In a nook of the Alps, nestled in the meeting point of the Stura, Gesso and Tinèe valleys, in a pristine natural environment crowned by towering mountains lies the Sanctuary of Sant’Anna di Vinadio. The smooth, rolling shapes of the mountainsides witness the work of glaciers in ages past and picturesque mountain lakes dot the gentle valleys. Imposing peaks, the Maladecia to the South and Bravaria to the North, dominate over the buildings of the Sanctuary.
Located at 2020 m above sea level, the Sanctuary of Sant’Anna di Vinadio vaunts being the first, highest Sactuary in Europe. In actual fact there are many small churches in the Alps that are situated at higher altitudes but these cannot properly be considered sanctuaries.
This is a place where pilgrims can come to pray. Here they can give thanks to the One who created the world and its magnificent features while contemplating the silence of the mountains and the beauty of the landscape. This is a place where everyone is welcome to come to rest and to restore their body and soul. This is a place to come and reflect, to celebrate and share with others.
The first chapel was built around the year 1000. It was dedicated to the Virgin Mary (“Santa Maria di Brasca”) until about 1450 when it was then dedicated to Saint Anne.
The present-day church was built in 1680 and it too was dedicated to the mother of the Virgin Mary.

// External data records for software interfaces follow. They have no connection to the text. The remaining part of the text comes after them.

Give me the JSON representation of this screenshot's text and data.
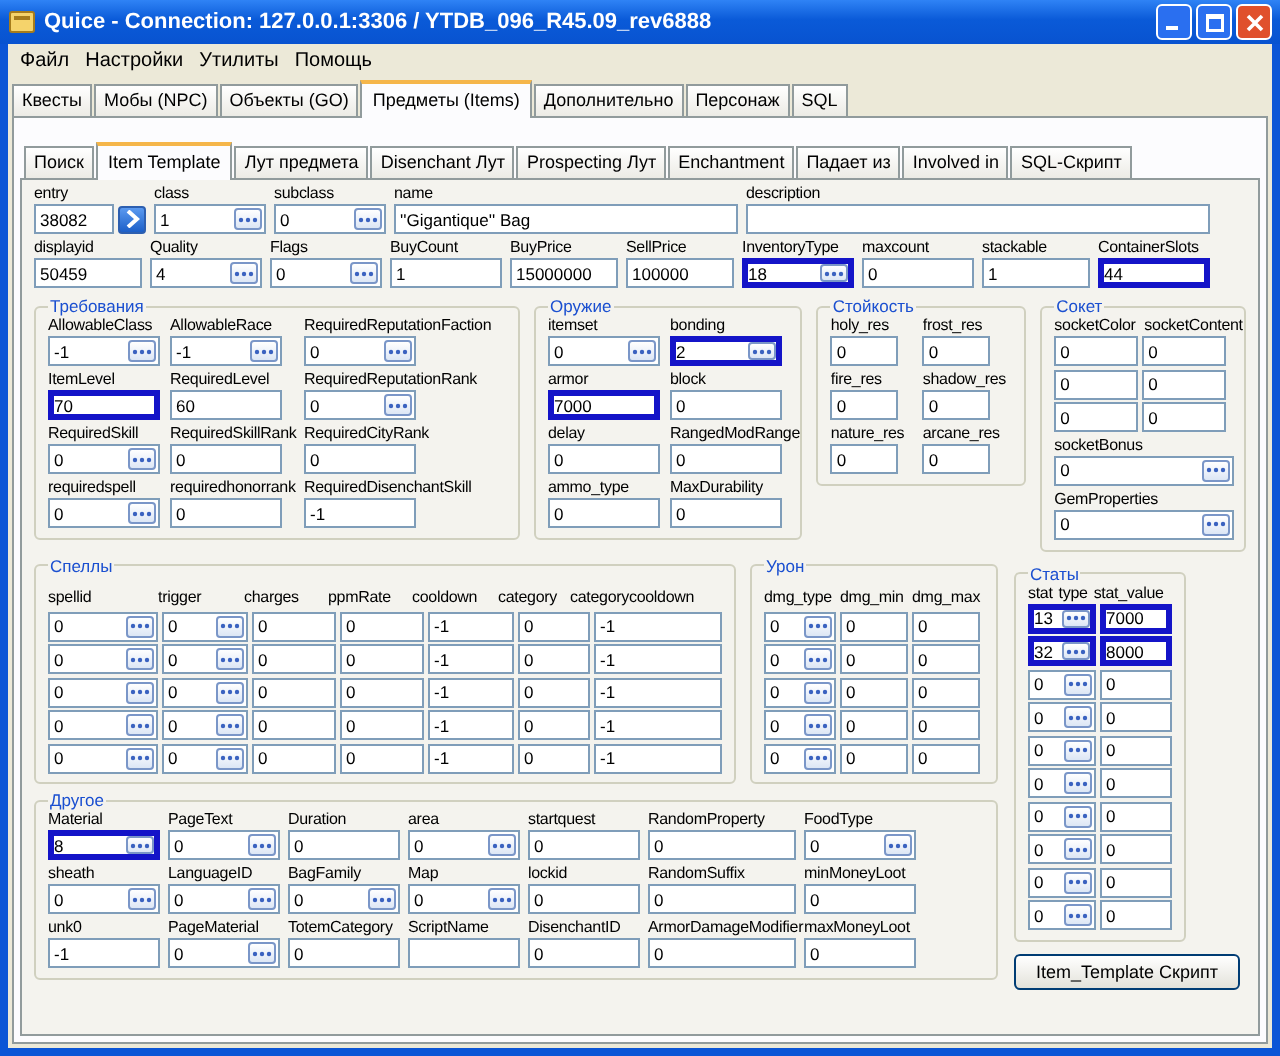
{
  "window": {
    "title": "Quice - Connection: 127.0.0.1:3306 / YTDB_096_R45.09_rev6888"
  },
  "menu": [
    "Файл",
    "Настройки",
    "Утилиты",
    "Помощь"
  ],
  "tabs": [
    {
      "label": "Квесты",
      "selected": false
    },
    {
      "label": "Мобы (NPC)",
      "selected": false
    },
    {
      "label": "Объекты (GO)",
      "selected": false
    },
    {
      "label": "Предметы (Items)",
      "selected": true
    },
    {
      "label": "Дополнительно",
      "selected": false
    },
    {
      "label": "Персонаж",
      "selected": false
    },
    {
      "label": "SQL",
      "selected": false
    }
  ],
  "subtabs": [
    {
      "label": "Поиск",
      "selected": false
    },
    {
      "label": "Item Template",
      "selected": true
    },
    {
      "label": "Лут предмета",
      "selected": false
    },
    {
      "label": "Disenchant Лут",
      "selected": false
    },
    {
      "label": "Prospecting Лут",
      "selected": false
    },
    {
      "label": "Enchantment",
      "selected": false
    },
    {
      "label": "Падает из",
      "selected": false
    },
    {
      "label": "Involved in",
      "selected": false
    },
    {
      "label": "SQL-Скрипт",
      "selected": false
    }
  ],
  "main_rows": [
    [
      {
        "label": "entry",
        "value": "38082",
        "kind": "go",
        "highlighted": false
      },
      {
        "label": "class",
        "value": "1",
        "kind": "lookup",
        "highlighted": false
      },
      {
        "label": "subclass",
        "value": "0",
        "kind": "lookup",
        "highlighted": false
      },
      {
        "label": "name",
        "value": "''Gigantique'' Bag",
        "kind": "text",
        "highlighted": false
      },
      {
        "label": "description",
        "kind": "text",
        "highlighted": false
      }
    ],
    [
      {
        "label": "displayid",
        "value": "50459",
        "kind": "text",
        "highlighted": false
      },
      {
        "label": "Quality",
        "value": "4",
        "kind": "lookup",
        "highlighted": false
      },
      {
        "label": "Flags",
        "value": "0",
        "kind": "lookup",
        "highlighted": false
      },
      {
        "label": "BuyCount",
        "value": "1",
        "kind": "text",
        "highlighted": false
      },
      {
        "label": "BuyPrice",
        "value": "15000000",
        "kind": "text",
        "highlighted": false
      },
      {
        "label": "SellPrice",
        "value": "100000",
        "kind": "text",
        "highlighted": false
      },
      {
        "label": "InventoryType",
        "value": "18",
        "kind": "lookup",
        "highlighted": true
      },
      {
        "label": "maxcount",
        "value": "0",
        "kind": "text",
        "highlighted": false
      },
      {
        "label": "stackable",
        "value": "1",
        "kind": "text",
        "highlighted": false
      },
      {
        "label": "ContainerSlots",
        "value": "44",
        "kind": "text",
        "highlighted": true
      }
    ]
  ],
  "requirements": {
    "title": "Требования",
    "fields": [
      {
        "label": "AllowableClass",
        "value": "-1",
        "kind": "lookup",
        "highlighted": false
      },
      {
        "label": "AllowableRace",
        "value": "-1",
        "kind": "lookup",
        "highlighted": false
      },
      {
        "label": "RequiredReputationFaction",
        "value": "0",
        "kind": "lookup",
        "highlighted": false
      },
      {
        "label": "ItemLevel",
        "value": "70",
        "kind": "text",
        "highlighted": true
      },
      {
        "label": "RequiredLevel",
        "value": "60",
        "kind": "text",
        "highlighted": false
      },
      {
        "label": "RequiredReputationRank",
        "value": "0",
        "kind": "lookup",
        "highlighted": false
      },
      {
        "label": "RequiredSkill",
        "value": "0",
        "kind": "lookup",
        "highlighted": false
      },
      {
        "label": "RequiredSkillRank",
        "value": "0",
        "kind": "text",
        "highlighted": false
      },
      {
        "label": "RequiredCityRank",
        "value": "0",
        "kind": "text",
        "highlighted": false
      },
      {
        "label": "requiredspell",
        "value": "0",
        "kind": "lookup",
        "highlighted": false
      },
      {
        "label": "requiredhonorrank",
        "value": "0",
        "kind": "text",
        "highlighted": false
      },
      {
        "label": "RequiredDisenchantSkill",
        "value": "-1",
        "kind": "text",
        "highlighted": false
      }
    ]
  },
  "weapon": {
    "title": "Оружие",
    "fields": [
      {
        "label": "itemset",
        "value": "0",
        "kind": "lookup",
        "highlighted": false
      },
      {
        "label": "bonding",
        "value": "2",
        "kind": "lookup",
        "highlighted": true
      },
      {
        "label": "armor",
        "value": "7000",
        "kind": "text",
        "highlighted": true
      },
      {
        "label": "block",
        "value": "0",
        "kind": "text",
        "highlighted": false
      },
      {
        "label": "delay",
        "value": "0",
        "kind": "text",
        "highlighted": false
      },
      {
        "label": "RangedModRange",
        "value": "0",
        "kind": "text",
        "highlighted": false
      },
      {
        "label": "ammo_type",
        "value": "0",
        "kind": "text",
        "highlighted": false
      },
      {
        "label": "MaxDurability",
        "value": "0",
        "kind": "text",
        "highlighted": false
      }
    ]
  },
  "resistance": {
    "title": "Стойкость",
    "fields": [
      {
        "label": "holy_res",
        "value": "0",
        "kind": "text",
        "highlighted": false
      },
      {
        "label": "frost_res",
        "value": "0",
        "kind": "text",
        "highlighted": false
      },
      {
        "label": "fire_res",
        "value": "0",
        "kind": "text",
        "highlighted": false
      },
      {
        "label": "shadow_res",
        "value": "0",
        "kind": "text",
        "highlighted": false
      },
      {
        "label": "nature_res",
        "value": "0",
        "kind": "text",
        "highlighted": false
      },
      {
        "label": "arcane_res",
        "value": "0",
        "kind": "text",
        "highlighted": false
      }
    ]
  },
  "socket": {
    "title": "Сокет",
    "columns": [
      "socketColor",
      "socketContent"
    ],
    "rows": [
      [
        "0",
        "0"
      ],
      [
        "0",
        "0"
      ],
      [
        "0",
        "0"
      ]
    ],
    "fields": [
      {
        "label": "socketBonus",
        "value": "0",
        "kind": "lookup",
        "highlighted": false
      },
      {
        "label": "GemProperties",
        "value": "0",
        "kind": "lookup",
        "highlighted": false
      }
    ]
  },
  "spells": {
    "title": "Спеллы",
    "columns": [
      {
        "label": "spellid",
        "kind": "lookup"
      },
      {
        "label": "trigger",
        "kind": "lookup"
      },
      {
        "label": "charges",
        "kind": "text"
      },
      {
        "label": "ppmRate",
        "kind": "text"
      },
      {
        "label": "cooldown",
        "kind": "text"
      },
      {
        "label": "category",
        "kind": "text"
      },
      {
        "label": "categorycooldown",
        "kind": "text"
      }
    ],
    "rows": [
      [
        "0",
        "0",
        "0",
        "0",
        "-1",
        "0",
        "-1"
      ],
      [
        "0",
        "0",
        "0",
        "0",
        "-1",
        "0",
        "-1"
      ],
      [
        "0",
        "0",
        "0",
        "0",
        "-1",
        "0",
        "-1"
      ],
      [
        "0",
        "0",
        "0",
        "0",
        "-1",
        "0",
        "-1"
      ],
      [
        "0",
        "0",
        "0",
        "0",
        "-1",
        "0",
        "-1"
      ]
    ]
  },
  "damage": {
    "title": "Урон",
    "columns": [
      {
        "label": "dmg_type",
        "kind": "lookup"
      },
      {
        "label": "dmg_min",
        "kind": "text"
      },
      {
        "label": "dmg_max",
        "kind": "text"
      }
    ],
    "rows": [
      [
        "0",
        "0",
        "0"
      ],
      [
        "0",
        "0",
        "0"
      ],
      [
        "0",
        "0",
        "0"
      ],
      [
        "0",
        "0",
        "0"
      ],
      [
        "0",
        "0",
        "0"
      ]
    ]
  },
  "stats": {
    "title": "Статы",
    "columns": [
      "stat",
      "type",
      "stat_value"
    ],
    "rows": [
      {
        "stat": "13",
        "stat_value": "7000",
        "highlighted": true
      },
      {
        "stat": "32",
        "stat_value": "8000",
        "highlighted": true
      },
      {
        "stat": "0",
        "stat_value": "0",
        "highlighted": false
      },
      {
        "stat": "0",
        "stat_value": "0",
        "highlighted": false
      },
      {
        "stat": "0",
        "stat_value": "0",
        "highlighted": false
      },
      {
        "stat": "0",
        "stat_value": "0",
        "highlighted": false
      },
      {
        "stat": "0",
        "stat_value": "0",
        "highlighted": false
      },
      {
        "stat": "0",
        "stat_value": "0",
        "highlighted": false
      },
      {
        "stat": "0",
        "stat_value": "0",
        "highlighted": false
      },
      {
        "stat": "0",
        "stat_value": "0",
        "highlighted": false
      }
    ]
  },
  "other": {
    "title": "Другое",
    "fields": [
      {
        "label": "Material",
        "value": "8",
        "kind": "lookup",
        "highlighted": true
      },
      {
        "label": "PageText",
        "value": "0",
        "kind": "lookup",
        "highlighted": false
      },
      {
        "label": "Duration",
        "value": "0",
        "kind": "text",
        "highlighted": false
      },
      {
        "label": "area",
        "value": "0",
        "kind": "lookup",
        "highlighted": false
      },
      {
        "label": "startquest",
        "value": "0",
        "kind": "text",
        "highlighted": false
      },
      {
        "label": "RandomProperty",
        "value": "0",
        "kind": "text",
        "highlighted": false
      },
      {
        "label": "FoodType",
        "value": "0",
        "kind": "lookup",
        "highlighted": false
      },
      {
        "label": "sheath",
        "value": "0",
        "kind": "lookup",
        "highlighted": false
      },
      {
        "label": "LanguageID",
        "value": "0",
        "kind": "lookup",
        "highlighted": false
      },
      {
        "label": "BagFamily",
        "value": "0",
        "kind": "lookup",
        "highlighted": false
      },
      {
        "label": "Map",
        "value": "0",
        "kind": "lookup",
        "highlighted": false
      },
      {
        "label": "lockid",
        "value": "0",
        "kind": "text",
        "highlighted": false
      },
      {
        "label": "RandomSuffix",
        "value": "0",
        "kind": "text",
        "highlighted": false
      },
      {
        "label": "minMoneyLoot",
        "value": "0",
        "kind": "text",
        "highlighted": false
      },
      {
        "label": "unk0",
        "value": "-1",
        "kind": "text",
        "highlighted": false
      },
      {
        "label": "PageMaterial",
        "value": "0",
        "kind": "lookup",
        "highlighted": false
      },
      {
        "label": "TotemCategory",
        "value": "0",
        "kind": "text",
        "highlighted": false
      },
      {
        "label": "ScriptName",
        "kind": "text",
        "highlighted": false
      },
      {
        "label": "DisenchantID",
        "value": "0",
        "kind": "text",
        "highlighted": false
      },
      {
        "label": "ArmorDamageModifier",
        "value": "0",
        "kind": "text",
        "highlighted": false
      },
      {
        "label": "maxMoneyLoot",
        "value": "0",
        "kind": "text",
        "highlighted": false
      }
    ]
  },
  "script_button": "Item_Template Скрипт"
}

This holy building has got three naves. Its hardwood floor rises owing to the slope of the rock below.
The central nave extends to the presbytery which is closed off by large gates decorated with the emblem of Vinadio at the top.At the front of the presbytery the nineteenth century statue of Saint Anne with the Virgin Mary and the seventeenth century reliquary with the relics of the Saint stand prominently.
The main altar is made of marble and dates from 1960. Ten years later the new embossed copper altar was placed, turned towards the people. The two side alters are dedicated to Saint Joachim and to Our Lady of the Snows. The walls are adorned with countless votive pictures and tablets that witness the gratitude of generations of pilgrims.
The oldest piece that is to be found in the Sanctuary is the painting of St. Anne, above the main altar. It is dated 1686 and signed by Michelangelo Ceruto from Rome. The central scene of the painting portays St. Anne and the Virgin Mary who are holding Baby Jesus. The smaller squares depict eight scenes from the life of Saint Anne. These follow the descriptions of ancient Christian texts, which the Church has never accepted as Gospels, but which the Christian people are very devoted to.